** Dataset entries **
===============

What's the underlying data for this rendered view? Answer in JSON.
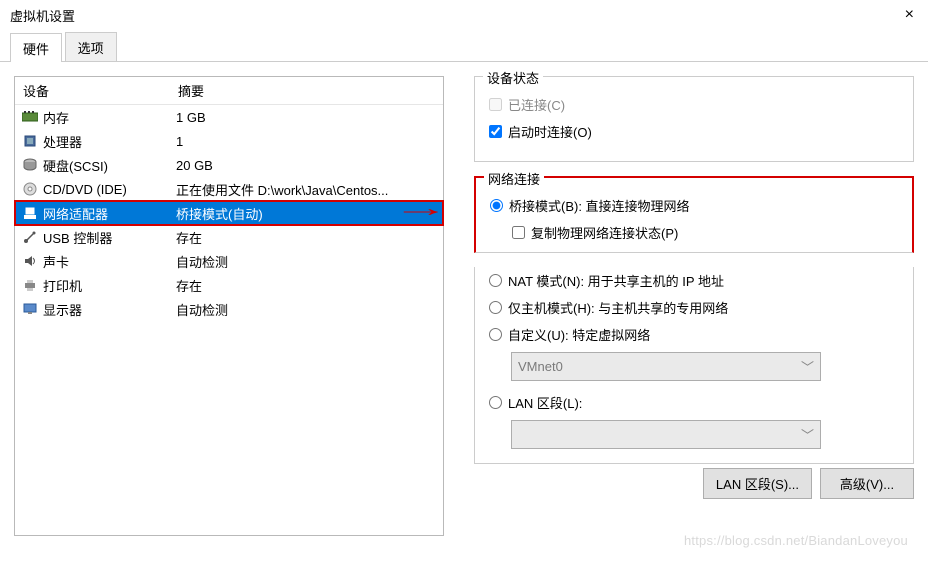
{
  "window": {
    "title": "虚拟机设置",
    "close": "×"
  },
  "tabs": {
    "hardware": "硬件",
    "options": "选项"
  },
  "list": {
    "head_device": "设备",
    "head_summary": "摘要",
    "rows": [
      {
        "name": "内存",
        "summary": "1 GB"
      },
      {
        "name": "处理器",
        "summary": "1"
      },
      {
        "name": "硬盘(SCSI)",
        "summary": "20 GB"
      },
      {
        "name": "CD/DVD (IDE)",
        "summary": "正在使用文件 D:\\work\\Java\\Centos..."
      },
      {
        "name": "网络适配器",
        "summary": "桥接模式(自动)"
      },
      {
        "name": "USB 控制器",
        "summary": "存在"
      },
      {
        "name": "声卡",
        "summary": "自动检测"
      },
      {
        "name": "打印机",
        "summary": "存在"
      },
      {
        "name": "显示器",
        "summary": "自动检测"
      }
    ]
  },
  "status": {
    "title": "设备状态",
    "connected": "已连接(C)",
    "connect_at_poweron": "启动时连接(O)"
  },
  "net": {
    "title": "网络连接",
    "bridged": "桥接模式(B): 直接连接物理网络",
    "replicate": "复制物理网络连接状态(P)",
    "nat": "NAT 模式(N): 用于共享主机的 IP 地址",
    "hostonly": "仅主机模式(H): 与主机共享的专用网络",
    "custom": "自定义(U): 特定虚拟网络",
    "custom_sel": "VMnet0",
    "lanseg": "LAN 区段(L):",
    "lanseg_sel": ""
  },
  "buttons": {
    "lanseg": "LAN 区段(S)...",
    "advanced": "高级(V)..."
  },
  "watermark": "https://blog.csdn.net/BiandanLoveyou"
}
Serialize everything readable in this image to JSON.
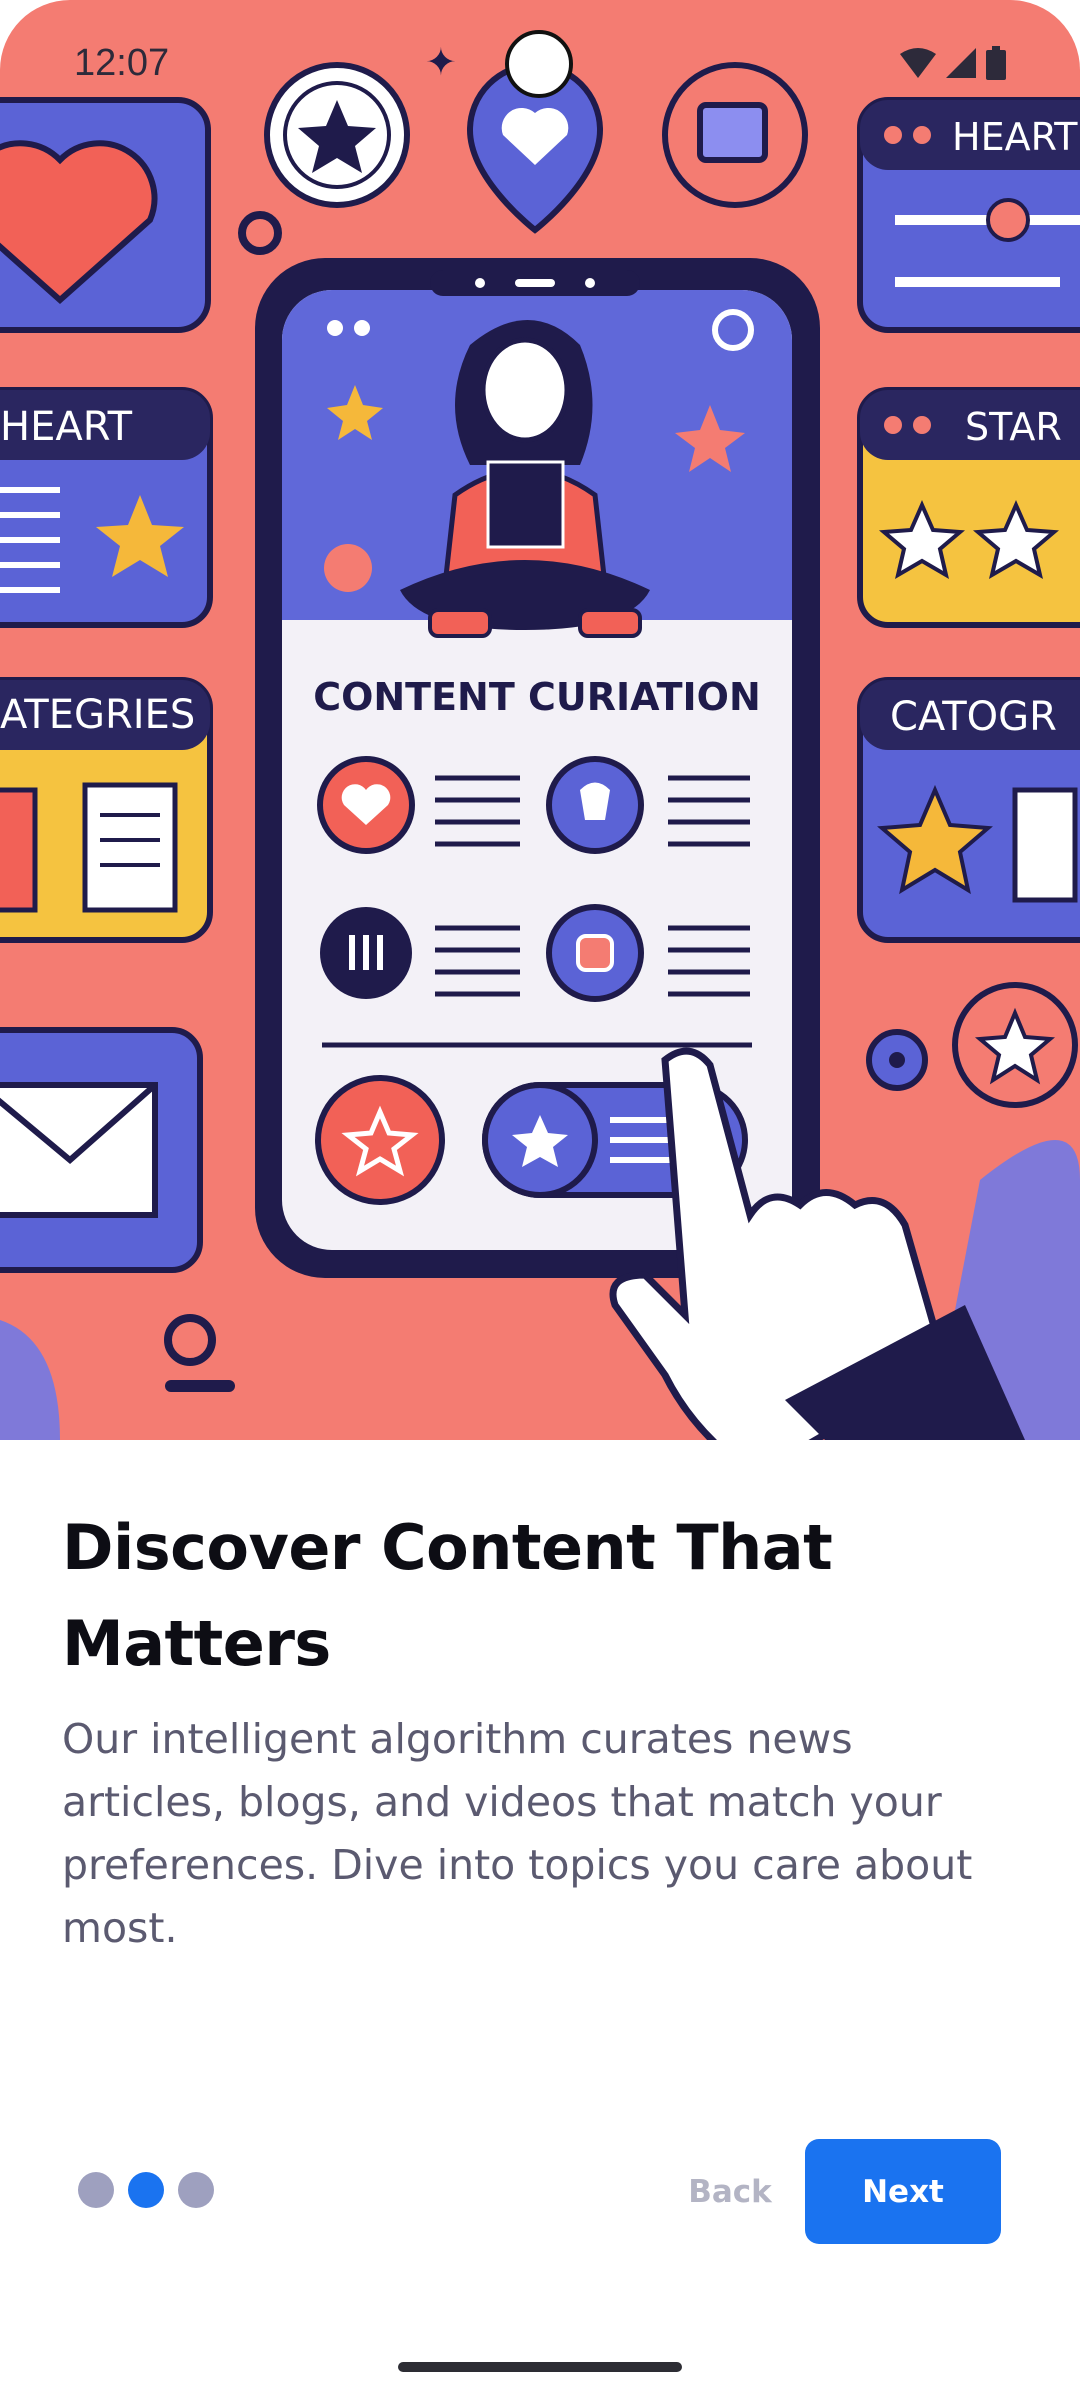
{
  "status_bar": {
    "time": "12:07",
    "icons": [
      "wifi-icon",
      "signal-icon",
      "battery-icon"
    ]
  },
  "hero": {
    "heading": "CONTENT CURIATION",
    "card_labels": {
      "heart_top_right": "HEART",
      "heart_left": "HEART",
      "star_right": "STAR",
      "categories_left": "ATEGRIES",
      "categories_right": "CATOGR"
    },
    "background_color": "#f47c72",
    "accent_color": "#5b63d6",
    "dark_color": "#1f1b4b"
  },
  "onboarding": {
    "title": "Discover Content That Matters",
    "description": "Our intelligent algorithm curates news articles, blogs, and videos that match your preferences. Dive into topics you care about most.",
    "pager": {
      "total": 3,
      "active_index": 1
    },
    "back_label": "Back",
    "next_label": "Next"
  },
  "colors": {
    "primary": "#1a73f0",
    "title": "#0d0d14",
    "body": "#5b5a70",
    "dot_inactive": "#9ea0bf",
    "back_text": "#b3b4c4"
  }
}
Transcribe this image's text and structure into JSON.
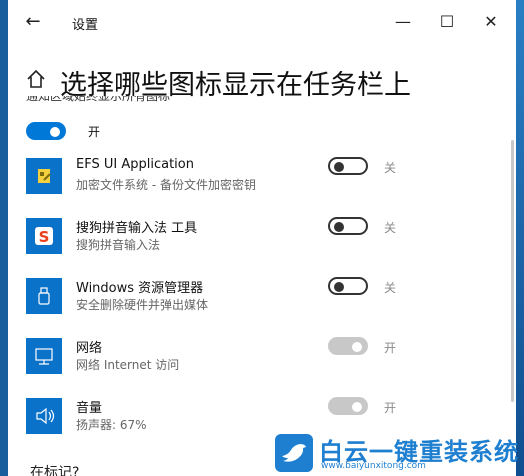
{
  "window": {
    "title": "设置",
    "minimize_glyph": "—",
    "maximize_glyph": "☐",
    "close_glyph": "✕",
    "back_glyph": "←"
  },
  "page": {
    "title": "选择哪些图标显示在任务栏上",
    "clipped_heading": "通知区域始终显示所有图标"
  },
  "master_toggle": {
    "state": "on",
    "label": "开"
  },
  "accent_color": "#0078d7",
  "rows": [
    {
      "icon": "efs-icon",
      "title": "EFS UI Application",
      "subtitle": "加密文件系统 - 备份文件加密密钥",
      "toggle": "off",
      "state_label": "关"
    },
    {
      "icon": "sogou-icon",
      "title": "搜狗拼音输入法 工具",
      "subtitle": "搜狗拼音输入法",
      "toggle": "off",
      "state_label": "关"
    },
    {
      "icon": "usb-icon",
      "title": "Windows 资源管理器",
      "subtitle": "安全删除硬件并弹出媒体",
      "toggle": "off",
      "state_label": "关"
    },
    {
      "icon": "network-icon",
      "title": "网络",
      "subtitle": "网络 Internet 访问",
      "toggle": "disabled-on",
      "state_label": "开"
    },
    {
      "icon": "volume-icon",
      "title": "音量",
      "subtitle": "扬声器: 67%",
      "toggle": "disabled-on",
      "state_label": "开"
    }
  ],
  "bottom_clipped": "在标记?",
  "watermark": {
    "name": "白云一键重装系统",
    "url": "www.baiyunxitong.com"
  }
}
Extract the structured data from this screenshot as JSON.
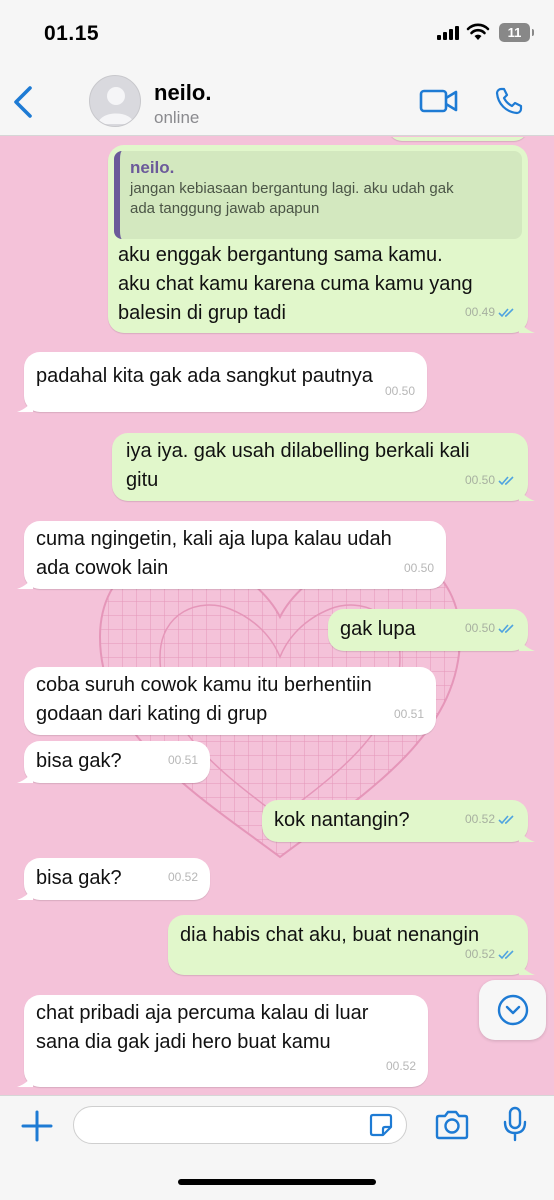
{
  "status_bar": {
    "time": "01.15",
    "battery": "11"
  },
  "header": {
    "contact_name": "neilo.",
    "contact_status": "online"
  },
  "messages": [
    {
      "direction": "out",
      "quote": {
        "author": "neilo.",
        "text": "jangan kebiasaan bergantung lagi. aku udah gak\nada tanggung jawab apapun"
      },
      "text": "aku enggak bergantung sama kamu.\naku chat kamu karena cuma kamu yang\nbalesin di grup tadi",
      "time": "00.49",
      "read": true
    },
    {
      "direction": "in",
      "text": "padahal kita gak ada sangkut pautnya",
      "time": "00.50"
    },
    {
      "direction": "out",
      "text": "iya iya. gak usah dilabelling berkali kali\ngitu",
      "time": "00.50",
      "read": true
    },
    {
      "direction": "in",
      "text": "cuma ngingetin, kali aja lupa kalau udah\nada cowok lain",
      "time": "00.50"
    },
    {
      "direction": "out",
      "text": "gak lupa",
      "time": "00.50",
      "read": true
    },
    {
      "direction": "in",
      "text": "coba suruh cowok kamu itu berhentiin\ngodaan dari kating di grup",
      "time": "00.51"
    },
    {
      "direction": "in",
      "text": "bisa gak?",
      "time": "00.51"
    },
    {
      "direction": "out",
      "text": "kok nantangin?",
      "time": "00.52",
      "read": true
    },
    {
      "direction": "in",
      "text": "bisa gak?",
      "time": "00.52"
    },
    {
      "direction": "out",
      "text": "dia habis chat aku, buat nenangin",
      "time": "00.52",
      "read": true
    },
    {
      "direction": "in",
      "text": "chat pribadi aja percuma kalau di luar\nsana dia gak jadi hero buat kamu",
      "time": "00.52"
    }
  ],
  "input": {
    "value": ""
  },
  "colors": {
    "chat_background": "#f4c2d9",
    "outgoing_bubble": "#e1f7cb",
    "incoming_bubble": "#ffffff",
    "accent": "#1e7bd4",
    "read_ticks": "#4fa3e0"
  },
  "icons": [
    "back-chevron-icon",
    "avatar-placeholder-icon",
    "video-call-icon",
    "phone-icon",
    "plus-icon",
    "sticker-icon",
    "camera-icon",
    "microphone-icon",
    "chevron-down-icon",
    "read-ticks-icon"
  ]
}
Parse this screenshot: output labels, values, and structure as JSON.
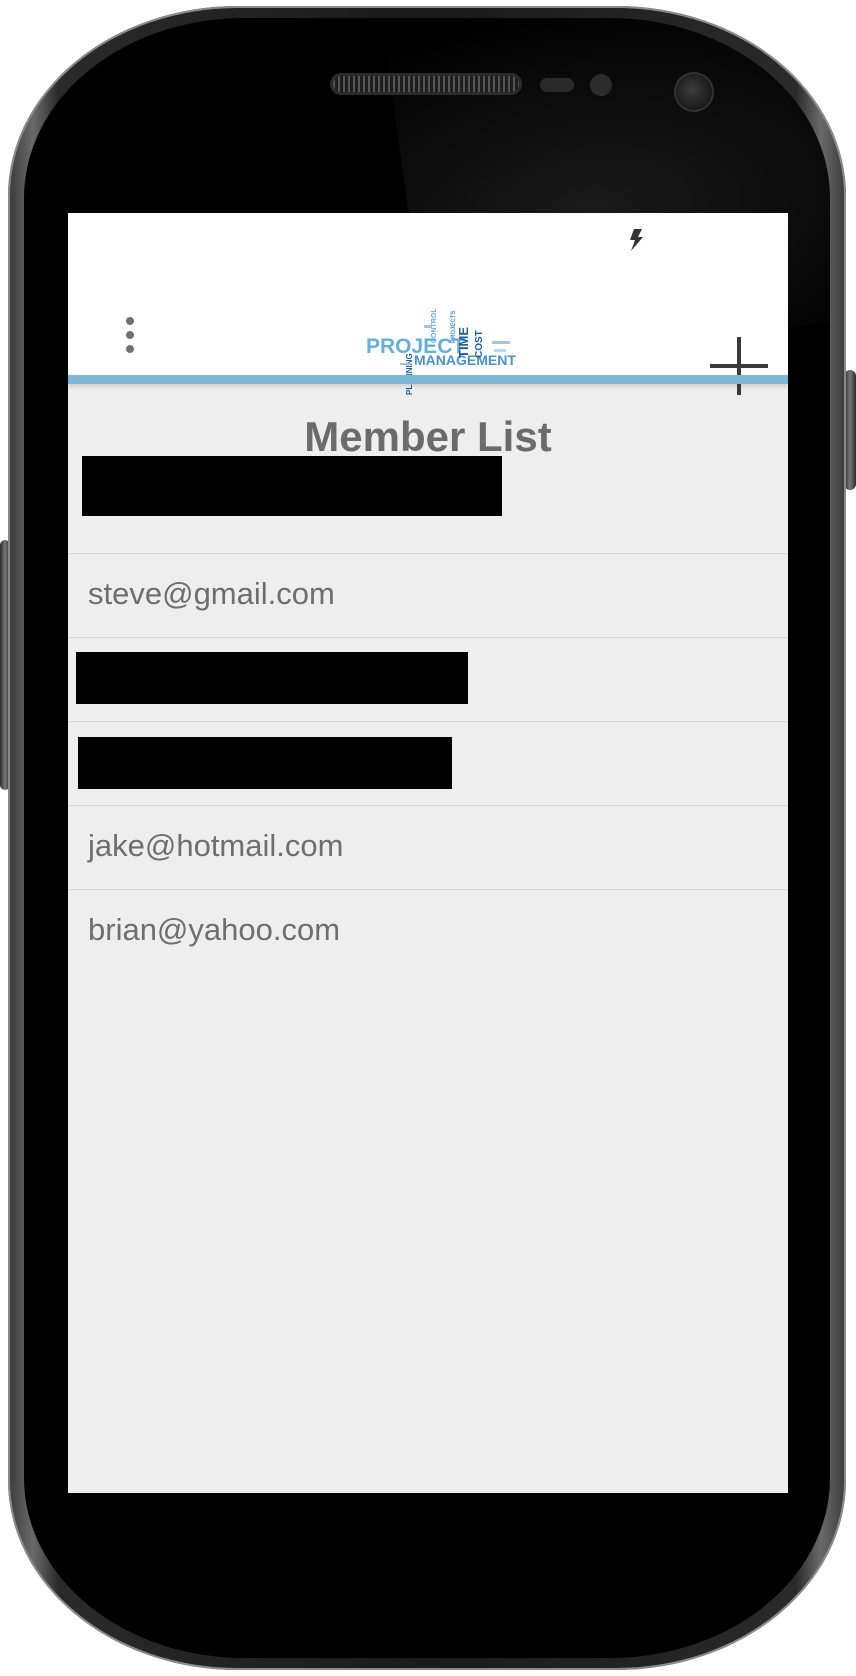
{
  "screen": {
    "title": "Member List",
    "logo": {
      "words": [
        "PROJECT",
        "MANAGEMENT",
        "TIME",
        "COST",
        "PLANNING",
        "CONTROL",
        "PROJECTS"
      ]
    },
    "icons": {
      "menu": "more-vert-icon",
      "add": "add-icon",
      "status": "bolt-icon"
    },
    "members": [
      {
        "email": "",
        "redacted": true
      },
      {
        "email": "steve@gmail.com",
        "redacted": false
      },
      {
        "email": "",
        "redacted": true
      },
      {
        "email": "",
        "redacted": true
      },
      {
        "email": "jake@hotmail.com",
        "redacted": false
      },
      {
        "email": "brian@yahoo.com",
        "redacted": false
      }
    ]
  },
  "colors": {
    "accent": "#7db8d6",
    "background": "#eeeeee",
    "title_text": "#6b6b6b",
    "logo_light_blue": "#6aaed6",
    "logo_dark_blue": "#1f5f94"
  }
}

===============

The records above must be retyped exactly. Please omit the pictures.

** Problem solution **
What's the underlying data for this rendered view? Answer in JSON.
{
  "window": {
    "title": "虚拟机设置",
    "close": "×"
  },
  "tabs": {
    "hardware": "硬件",
    "options": "选项"
  },
  "list": {
    "head_device": "设备",
    "head_summary": "摘要",
    "rows": [
      {
        "name": "内存",
        "summary": "1 GB"
      },
      {
        "name": "处理器",
        "summary": "1"
      },
      {
        "name": "硬盘(SCSI)",
        "summary": "20 GB"
      },
      {
        "name": "CD/DVD (IDE)",
        "summary": "正在使用文件 D:\\work\\Java\\Centos..."
      },
      {
        "name": "网络适配器",
        "summary": "桥接模式(自动)"
      },
      {
        "name": "USB 控制器",
        "summary": "存在"
      },
      {
        "name": "声卡",
        "summary": "自动检测"
      },
      {
        "name": "打印机",
        "summary": "存在"
      },
      {
        "name": "显示器",
        "summary": "自动检测"
      }
    ]
  },
  "status": {
    "title": "设备状态",
    "connected": "已连接(C)",
    "connect_at_poweron": "启动时连接(O)"
  },
  "net": {
    "title": "网络连接",
    "bridged": "桥接模式(B): 直接连接物理网络",
    "replicate": "复制物理网络连接状态(P)",
    "nat": "NAT 模式(N): 用于共享主机的 IP 地址",
    "hostonly": "仅主机模式(H): 与主机共享的专用网络",
    "custom": "自定义(U): 特定虚拟网络",
    "custom_sel": "VMnet0",
    "lanseg": "LAN 区段(L):",
    "lanseg_sel": ""
  },
  "buttons": {
    "lanseg": "LAN 区段(S)...",
    "advanced": "高级(V)..."
  },
  "watermark": "https://blog.csdn.net/BiandanLoveyou"
}
Serialize everything readable in this image to JSON.
{
  "status_bar": {
    "time": "12:07",
    "icons": [
      "wifi-icon",
      "signal-icon",
      "battery-icon"
    ]
  },
  "hero": {
    "heading": "CONTENT CURIATION",
    "card_labels": {
      "heart_top_right": "HEART",
      "heart_left": "HEART",
      "star_right": "STAR",
      "categories_left": "ATEGRIES",
      "categories_right": "CATOGR"
    },
    "background_color": "#f47c72",
    "accent_color": "#5b63d6",
    "dark_color": "#1f1b4b"
  },
  "onboarding": {
    "title": "Discover Content That Matters",
    "description": "Our intelligent algorithm curates news articles, blogs, and videos that match your preferences. Dive into topics you care about most.",
    "pager": {
      "total": 3,
      "active_index": 1
    },
    "back_label": "Back",
    "next_label": "Next"
  },
  "colors": {
    "primary": "#1a73f0",
    "title": "#0d0d14",
    "body": "#5b5a70",
    "dot_inactive": "#9ea0bf",
    "back_text": "#b3b4c4"
  }
}
Transcribe this image's text and structure into JSON.
{
  "window": {
    "title": "设置",
    "minimize_glyph": "—",
    "maximize_glyph": "☐",
    "close_glyph": "✕",
    "back_glyph": "←"
  },
  "page": {
    "title": "选择哪些图标显示在任务栏上",
    "clipped_heading": "通知区域始终显示所有图标"
  },
  "master_toggle": {
    "state": "on",
    "label": "开"
  },
  "accent_color": "#0078d7",
  "rows": [
    {
      "icon": "efs-icon",
      "title": "EFS UI Application",
      "subtitle": "加密文件系统 - 备份文件加密密钥",
      "toggle": "off",
      "state_label": "关"
    },
    {
      "icon": "sogou-icon",
      "title": "搜狗拼音输入法 工具",
      "subtitle": "搜狗拼音输入法",
      "toggle": "off",
      "state_label": "关"
    },
    {
      "icon": "usb-icon",
      "title": "Windows 资源管理器",
      "subtitle": "安全删除硬件并弹出媒体",
      "toggle": "off",
      "state_label": "关"
    },
    {
      "icon": "network-icon",
      "title": "网络",
      "subtitle": "网络 Internet 访问",
      "toggle": "disabled-on",
      "state_label": "开"
    },
    {
      "icon": "volume-icon",
      "title": "音量",
      "subtitle": "扬声器: 67%",
      "toggle": "disabled-on",
      "state_label": "开"
    }
  ],
  "bottom_clipped": "在标记?",
  "watermark": {
    "name": "白云一键重装系统",
    "url": "www.baiyunxitong.com"
  }
}
Extract the structured data from this screenshot as JSON.
{
  "status_bar": {
    "time": "01.15",
    "battery": "11"
  },
  "header": {
    "contact_name": "neilo.",
    "contact_status": "online"
  },
  "messages": [
    {
      "direction": "out",
      "quote": {
        "author": "neilo.",
        "text": "jangan kebiasaan bergantung lagi. aku udah gak\nada tanggung jawab apapun"
      },
      "text": "aku enggak bergantung sama kamu.\naku chat kamu karena cuma kamu yang\nbalesin di grup tadi",
      "time": "00.49",
      "read": true
    },
    {
      "direction": "in",
      "text": "padahal kita gak ada sangkut pautnya",
      "time": "00.50"
    },
    {
      "direction": "out",
      "text": "iya iya. gak usah dilabelling berkali kali\ngitu",
      "time": "00.50",
      "read": true
    },
    {
      "direction": "in",
      "text": "cuma ngingetin, kali aja lupa kalau udah\nada cowok lain",
      "time": "00.50"
    },
    {
      "direction": "out",
      "text": "gak lupa",
      "time": "00.50",
      "read": true
    },
    {
      "direction": "in",
      "text": "coba suruh cowok kamu itu berhentiin\ngodaan dari kating di grup",
      "time": "00.51"
    },
    {
      "direction": "in",
      "text": "bisa gak?",
      "time": "00.51"
    },
    {
      "direction": "out",
      "text": "kok nantangin?",
      "time": "00.52",
      "read": true
    },
    {
      "direction": "in",
      "text": "bisa gak?",
      "time": "00.52"
    },
    {
      "direction": "out",
      "text": "dia habis chat aku, buat nenangin",
      "time": "00.52",
      "read": true
    },
    {
      "direction": "in",
      "text": "chat pribadi aja percuma kalau di luar\nsana dia gak jadi hero buat kamu",
      "time": "00.52"
    }
  ],
  "input": {
    "value": ""
  },
  "colors": {
    "chat_background": "#f4c2d9",
    "outgoing_bubble": "#e1f7cb",
    "incoming_bubble": "#ffffff",
    "accent": "#1e7bd4",
    "read_ticks": "#4fa3e0"
  },
  "icons": [
    "back-chevron-icon",
    "avatar-placeholder-icon",
    "video-call-icon",
    "phone-icon",
    "plus-icon",
    "sticker-icon",
    "camera-icon",
    "microphone-icon",
    "chevron-down-icon",
    "read-ticks-icon"
  ]
}
Parse this screenshot: output labels, values, and structure as JSON.
{
  "screen": {
    "title": "Member List",
    "logo": {
      "words": [
        "PROJECT",
        "MANAGEMENT",
        "TIME",
        "COST",
        "PLANNING",
        "CONTROL",
        "PROJECTS"
      ]
    },
    "icons": {
      "menu": "more-vert-icon",
      "add": "add-icon",
      "status": "bolt-icon"
    },
    "members": [
      {
        "email": "",
        "redacted": true
      },
      {
        "email": "steve@gmail.com",
        "redacted": false
      },
      {
        "email": "",
        "redacted": true
      },
      {
        "email": "",
        "redacted": true
      },
      {
        "email": "jake@hotmail.com",
        "redacted": false
      },
      {
        "email": "brian@yahoo.com",
        "redacted": false
      }
    ]
  },
  "colors": {
    "accent": "#7db8d6",
    "background": "#eeeeee",
    "title_text": "#6b6b6b",
    "logo_light_blue": "#6aaed6",
    "logo_dark_blue": "#1f5f94"
  }
}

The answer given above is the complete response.